you decide


#93

The pub timber tops?? Must not be doing well. It’s years since I was last at Loyang.


#94

Do you mean “Hill Tops”?? Situated in a black and white bungalow on top of a hill obviously.
Gone, including even the hill and just about everything from the original British Naval station for Coastal Patrol.


#95

Taxes are still low compared to most developed countries.

Always some moving out, others moving in. In the 1980’s they paid labour intensive industry to move out to free up space and workers for higher value added activity.

Population has grown steadily from 1960, even when there was an attempt to reduce the growth by the “two is enough” policy. (Look it up)
The growth rate has dropped though:
http://www.worldometers.info/world-population/singapore-population/

Work permit for foreign labourers are issued based on demand, but reduced due to automation and slower industrial growth. Employment Pass and Permanent Residency limited due to popular resistance (Coffeeshop Talk and on Social media) just like in other developed countries.

PS>Australia is doing good economically. I can recommend a move back there.
Port Douglas is a friendly place with good climate and excellent sailing conditions.


#96

Hill tops yes. My recollections are a little fuzzy, must have been something in the water.


#97

Singapore is bucking the trend again; not driving or owning a car to become fashionable and making plans for future transport need for 2040 is not common anywhere else, I believe:

PS> I never thought of myself as “fashionable”, but I haven’t owned a car since 1994. No need for one in Singapore, even then.


#98

they cant afford it, thats why it set a new fashion, typical PAP spin…


#99

It costs a lot of money to own a car in Singapore . By the time you get through the requirement to have off street parking, go into the ballot and pay about $25,000 dollars over the odds for a run of the mill car like a Ford Focus.
I don’t know what it costs to get a drivers license but we have more than a few who have come to grief on our demanding roads down under when faced with 100kph speeds and changing conditions.
I did see a Ferrari downtown in Singapore one evening.

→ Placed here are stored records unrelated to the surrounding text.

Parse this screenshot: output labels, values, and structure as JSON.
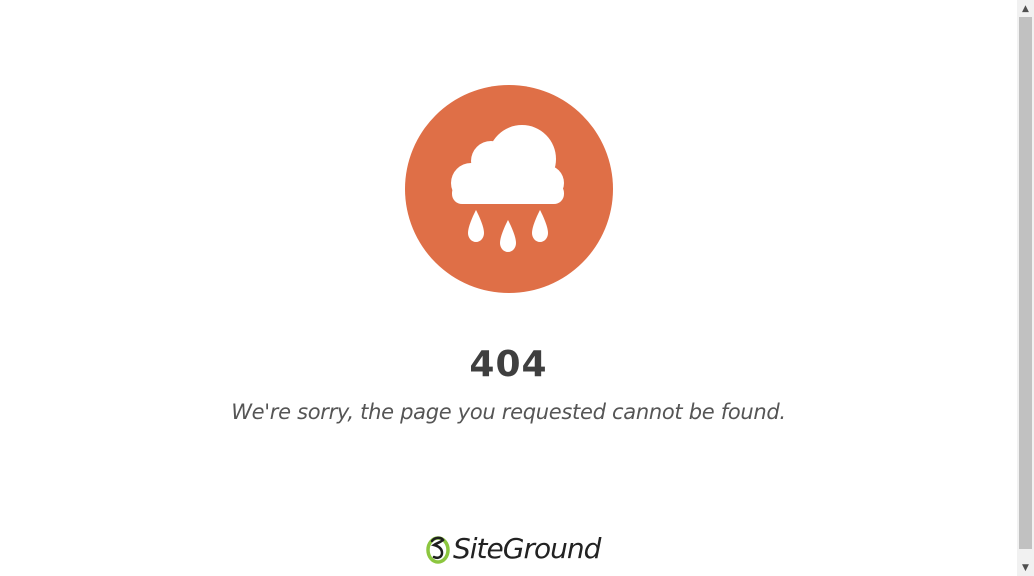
{
  "error": {
    "code": "404",
    "message": "We're sorry, the page you requested cannot be found."
  },
  "icons": {
    "main": "rain-cloud-icon",
    "logo_mark": "siteground-logo-icon"
  },
  "logo": {
    "text": "SiteGround"
  },
  "scrollbar": {
    "up_arrow": "▲",
    "down_arrow": "▼"
  },
  "colors": {
    "circle": "#df6f47",
    "heading": "#3f3f3f",
    "message": "#555555",
    "logo_green": "#8cc63f"
  }
}
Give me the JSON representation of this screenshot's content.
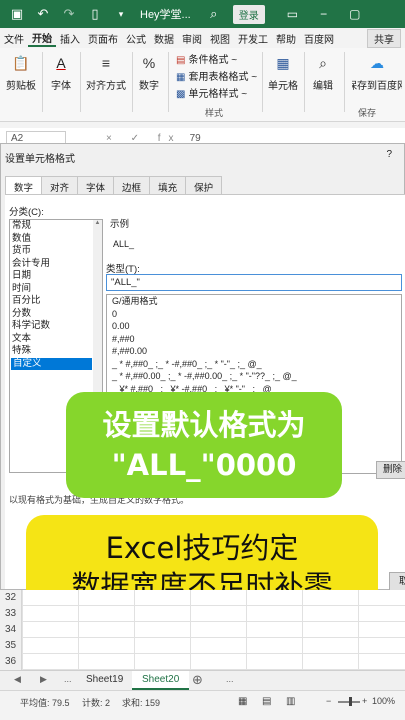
{
  "titlebar": {
    "title": "Hey学堂...",
    "login": "登录",
    "icons": [
      "save-icon",
      "undo-icon",
      "redo-icon",
      "document-icon",
      "search-icon",
      "ribbon-icon",
      "minimize-icon",
      "restore-icon"
    ]
  },
  "menu": {
    "tabs": [
      "文件",
      "开始",
      "插入",
      "页面布",
      "公式",
      "数据",
      "审阅",
      "视图",
      "开发工",
      "帮助",
      "百度网"
    ],
    "active": "开始",
    "share": "共享"
  },
  "ribbon": {
    "clipboard": "剪贴板",
    "font": "字体",
    "alignment": "对齐方式",
    "number": "数字",
    "conditional": "条件格式 ~",
    "table_format": "套用表格格式 ~",
    "cell_style": "单元格样式 ~",
    "styles": "样式",
    "cells": "单元格",
    "editing": "编辑",
    "save_to": "保存到百度网",
    "save": "保存"
  },
  "formula": {
    "cell": "A2",
    "fx": "× ✓ fx",
    "value": "79"
  },
  "dialog": {
    "title": "设置单元格格式",
    "help": "?",
    "tabs": [
      "数字",
      "对齐",
      "字体",
      "边框",
      "填充",
      "保护"
    ],
    "active_tab": "数字",
    "category_label": "分类(C):",
    "categories": [
      "常规",
      "数值",
      "货币",
      "会计专用",
      "日期",
      "时间",
      "百分比",
      "分数",
      "科学记数",
      "文本",
      "特殊",
      "自定义"
    ],
    "selected_category": "自定义",
    "sample_label": "示例",
    "sample_value": "ALL_",
    "type_label": "类型(T):",
    "type_value": "\"ALL_\"",
    "formats": [
      "G/通用格式",
      "0",
      "0.00",
      "#,##0",
      "#,##0.00",
      "_ * #,##0_ ;_ * -#,##0_ ;_ * \"-\"_ ;_ @_",
      "_ * #,##0.00_ ;_ * -#,##0.00_ ;_ * \"-\"??_ ;_ @_",
      "_ ¥* #,##0_ ;_ ¥* -#,##0_ ;_ ¥* \"-\"_ ;_ @_"
    ],
    "delete": "删除",
    "hint": "以现有格式为基础，生成自定义的数字格式。",
    "ok": "取"
  },
  "captions": {
    "line1": "设置默认格式为",
    "line2": "\"ALL_\"0000",
    "line3": "Excel技巧约定",
    "line4": "数据宽度不足时补零"
  },
  "rows": [
    "32",
    "33",
    "34",
    "35",
    "36"
  ],
  "sheets": {
    "nav_prev": "◀",
    "nav_next": "▶",
    "ellipsis": "...",
    "tabs": [
      "Sheet19",
      "Sheet20"
    ],
    "active": "Sheet20",
    "add": "⊕"
  },
  "status": {
    "average": "平均值: 79.5",
    "count": "计数: 2",
    "sum": "求和: 159",
    "zoom": "100%",
    "minus": "−",
    "plus": "+"
  },
  "colors": {
    "excel_green": "#217346",
    "caption_green": "#86d62c",
    "caption_yellow": "#f5e415",
    "selection_blue": "#0078d7"
  }
}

The stick shift can’t have created any problems; reverse and 1st should have covered all the bases.


#100

Yes it is expensive to own and operate a car in Singapore, but that didn’t stop many from buying cars, even if they couldn’t really afford the cost, as long as it was a status symbol to own one.
The high cost is deliberate policy to keep the number of cars on the road down to what the roads can absorb. Here is an explanation of the Certificate of Entitlement (COE) system in place:
https://www.lta.gov.sg/content/ltaweb/en/roads-and-motoring/owning-a-vehicle/vehicle-quota-system/certificate-of-entitlement-coe.html

When the COE system was implemented the then PM Goh Chok Tong made a statement that “it is no problem if every Singaporean own a car, as long as they leave it in the driveway and polished it every Sunday, and don’t drive it on the roads all at once”.

The Electronic Road Pricing System (ERP) is in place to regulate the traffic flow at peak hours in the downtown area and on the main Express ways:
https://www.lta.gov.sg/content/ltaweb/en/roads-and-motoring/managing-traffic-and-congestion/electronic-road-pricing-erp.html

What does this do for Singapore and Singaporeans? It cut down on the cost of traffic jams for the economy and the time Singaporeans spend stuck in traffic.
Here is a comparison of different traffic parameters for two reasonably equal cities; Singapore vs. Los Angeles:
https://www.numbeo.com/traffic/compare_cities.jsp?country1=Singapore&country2=United+States&city1=Singapore&city2=Los+Angeles%2C+CA
Of course having a well developed public transport system helps.


#101

the status symbol stuff is left with the the old people, I notice how many of the younger staff I work with no longer have cars once they scrap them. They are all struggling yet receive the highest wages in Asia. Makes companies think twice about operations in Singapore these days.


#102

Singapore during the peak of colonial rule, before WWII:

Singapore at the time of independence for the Malayan Federation:


Singapore was still a British Crown Colony until 1963.

The Singapore of my young and tender days:


A couple of years after independence from Malaysia in 1965.